AVAILABLE RECORDS section start
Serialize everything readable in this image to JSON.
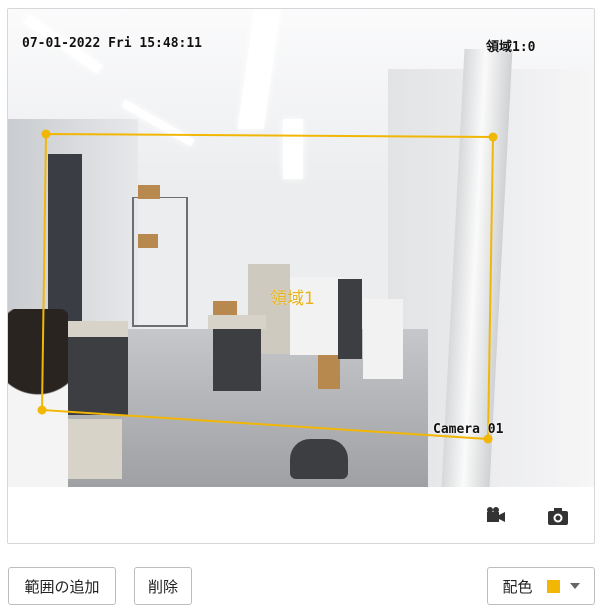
{
  "camera": {
    "timestamp": "07-01-2022 Fri 15:48:11",
    "region_ratio_label": "領域1:0",
    "camera_name": "Camera 01",
    "region_label": "領域1",
    "region_color": "#f2b705"
  },
  "toolbar": {
    "record_icon": "video-camera-icon",
    "snapshot_icon": "camera-icon"
  },
  "actions": {
    "add_region_label": "範囲の追加",
    "delete_label": "削除",
    "color_label": "配色",
    "color_value": "#f2b705"
  }
}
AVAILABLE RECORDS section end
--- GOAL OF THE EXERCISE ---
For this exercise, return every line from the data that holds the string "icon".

--- ANSWER BELOW ---
    "record_icon": "video-camera-icon",
    "snapshot_icon": "camera-icon"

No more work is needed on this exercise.